- Instructions to follow -
Return the records exactly, keeping every line as it is.

Given data section start

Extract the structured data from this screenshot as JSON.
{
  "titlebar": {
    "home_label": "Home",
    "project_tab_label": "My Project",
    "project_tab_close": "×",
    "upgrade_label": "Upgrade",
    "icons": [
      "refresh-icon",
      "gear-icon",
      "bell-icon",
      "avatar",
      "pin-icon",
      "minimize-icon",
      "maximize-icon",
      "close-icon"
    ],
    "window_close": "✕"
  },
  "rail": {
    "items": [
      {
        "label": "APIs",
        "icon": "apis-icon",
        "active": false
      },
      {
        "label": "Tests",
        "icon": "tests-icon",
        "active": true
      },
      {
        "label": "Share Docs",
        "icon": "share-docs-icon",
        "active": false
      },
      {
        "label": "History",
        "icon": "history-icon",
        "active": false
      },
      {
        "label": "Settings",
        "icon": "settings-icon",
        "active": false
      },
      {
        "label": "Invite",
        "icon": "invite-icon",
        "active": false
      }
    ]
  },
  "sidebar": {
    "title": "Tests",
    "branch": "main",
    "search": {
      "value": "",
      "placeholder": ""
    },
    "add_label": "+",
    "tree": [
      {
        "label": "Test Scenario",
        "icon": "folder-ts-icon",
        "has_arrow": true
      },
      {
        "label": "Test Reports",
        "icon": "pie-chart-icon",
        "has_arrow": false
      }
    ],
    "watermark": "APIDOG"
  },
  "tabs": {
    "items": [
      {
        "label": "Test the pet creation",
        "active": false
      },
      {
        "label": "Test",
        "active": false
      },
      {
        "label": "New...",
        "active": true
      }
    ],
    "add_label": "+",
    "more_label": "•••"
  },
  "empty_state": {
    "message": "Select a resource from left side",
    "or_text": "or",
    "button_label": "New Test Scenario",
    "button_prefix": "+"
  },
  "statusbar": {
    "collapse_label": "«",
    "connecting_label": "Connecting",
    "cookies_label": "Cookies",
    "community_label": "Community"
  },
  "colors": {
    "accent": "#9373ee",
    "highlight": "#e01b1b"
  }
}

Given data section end

- Output for this task -
Extract the structured data from this screenshot as JSON.
{
  "titlebar": {
    "home_label": "Home",
    "project_tab_label": "My Project",
    "project_tab_close": "×",
    "upgrade_label": "Upgrade",
    "icons": [
      "refresh-icon",
      "gear-icon",
      "bell-icon",
      "avatar",
      "pin-icon",
      "minimize-icon",
      "maximize-icon",
      "close-icon"
    ],
    "window_close": "✕"
  },
  "rail": {
    "items": [
      {
        "label": "APIs",
        "icon": "apis-icon",
        "active": false
      },
      {
        "label": "Tests",
        "icon": "tests-icon",
        "active": true
      },
      {
        "label": "Share Docs",
        "icon": "share-docs-icon",
        "active": false
      },
      {
        "label": "History",
        "icon": "history-icon",
        "active": false
      },
      {
        "label": "Settings",
        "icon": "settings-icon",
        "active": false
      },
      {
        "label": "Invite",
        "icon": "invite-icon",
        "active": false
      }
    ]
  },
  "sidebar": {
    "title": "Tests",
    "branch": "main",
    "search": {
      "value": "",
      "placeholder": ""
    },
    "add_label": "+",
    "tree": [
      {
        "label": "Test Scenario",
        "icon": "folder-ts-icon",
        "has_arrow": true
      },
      {
        "label": "Test Reports",
        "icon": "pie-chart-icon",
        "has_arrow": false
      }
    ],
    "watermark": "APIDOG"
  },
  "tabs": {
    "items": [
      {
        "label": "Test the pet creation",
        "active": false
      },
      {
        "label": "Test",
        "active": false
      },
      {
        "label": "New...",
        "active": true
      }
    ],
    "add_label": "+",
    "more_label": "•••"
  },
  "empty_state": {
    "message": "Select a resource from left side",
    "or_text": "or",
    "button_label": "New Test Scenario",
    "button_prefix": "+"
  },
  "statusbar": {
    "collapse_label": "«",
    "connecting_label": "Connecting",
    "cookies_label": "Cookies",
    "community_label": "Community"
  },
  "colors": {
    "accent": "#9373ee",
    "highlight": "#e01b1b"
  }
}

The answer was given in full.